Daniel Hurwit, MD, and colleagues from Hospital for Special Surgery analyzed 72 patients (mean age of 61.6 years) who underwent superior capsular reconstruction (SCR) from 2012 to 2017, 41.7% of which had a history of failed rotator cuff repair. According to the abstract, patient-reported outcomes were measured by single assessment numeric evaluation (SANE), American Shoulder and Elbow Surgeons and University of California, Los Angeles (UCLA) scores.

“All patients with available pre- and postoperative active [range of motion] demonstrated significant improvements in forward elevation (81.5° to 155.9°), abduction (46.4° to 145.9°) and external rotation (28.7° to 66.6°),” Hurwit and colleagues wrote in the abstract. “At a mean follow-up of 11.1 ± 8.4 months (range 3 [to] 33 months), postoperative patient-reported outcome scores averaged 79.7 for SANE, 78.1 for ASES and 29.7 for UCLA scores,” they added.

Five of the 72 patients required revision surgery. Four patients underwent reverse shoulder arthroplasties and one underwent revision SCR, according to the abstract.

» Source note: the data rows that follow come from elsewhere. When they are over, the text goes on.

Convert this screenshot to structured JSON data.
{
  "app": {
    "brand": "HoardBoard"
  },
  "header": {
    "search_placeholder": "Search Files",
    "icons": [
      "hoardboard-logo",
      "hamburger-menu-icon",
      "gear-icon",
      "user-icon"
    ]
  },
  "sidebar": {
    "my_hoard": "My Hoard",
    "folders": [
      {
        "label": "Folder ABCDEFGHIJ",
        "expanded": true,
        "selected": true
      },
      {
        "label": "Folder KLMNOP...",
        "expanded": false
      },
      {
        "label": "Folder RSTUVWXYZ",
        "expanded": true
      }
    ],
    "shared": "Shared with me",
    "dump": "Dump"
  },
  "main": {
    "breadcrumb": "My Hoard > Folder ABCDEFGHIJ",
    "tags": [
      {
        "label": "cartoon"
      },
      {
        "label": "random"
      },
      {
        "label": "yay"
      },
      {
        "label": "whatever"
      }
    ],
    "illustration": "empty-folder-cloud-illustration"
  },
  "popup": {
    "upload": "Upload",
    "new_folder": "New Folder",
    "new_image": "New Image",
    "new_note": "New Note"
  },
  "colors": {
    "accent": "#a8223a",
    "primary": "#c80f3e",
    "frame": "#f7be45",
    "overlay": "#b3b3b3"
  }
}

“At short- to intermediate-term follow-up, SCR using a dermal allograft led to improvements in active ROM including forward elevation, abduction, external rotation and internal rotation, as well as favorable patient-reported outcome scores in patients with symptomatic irreparable rotator cuff tears, with a revision surgery rate of 6.9%,” Hurwit and colleagues concluded.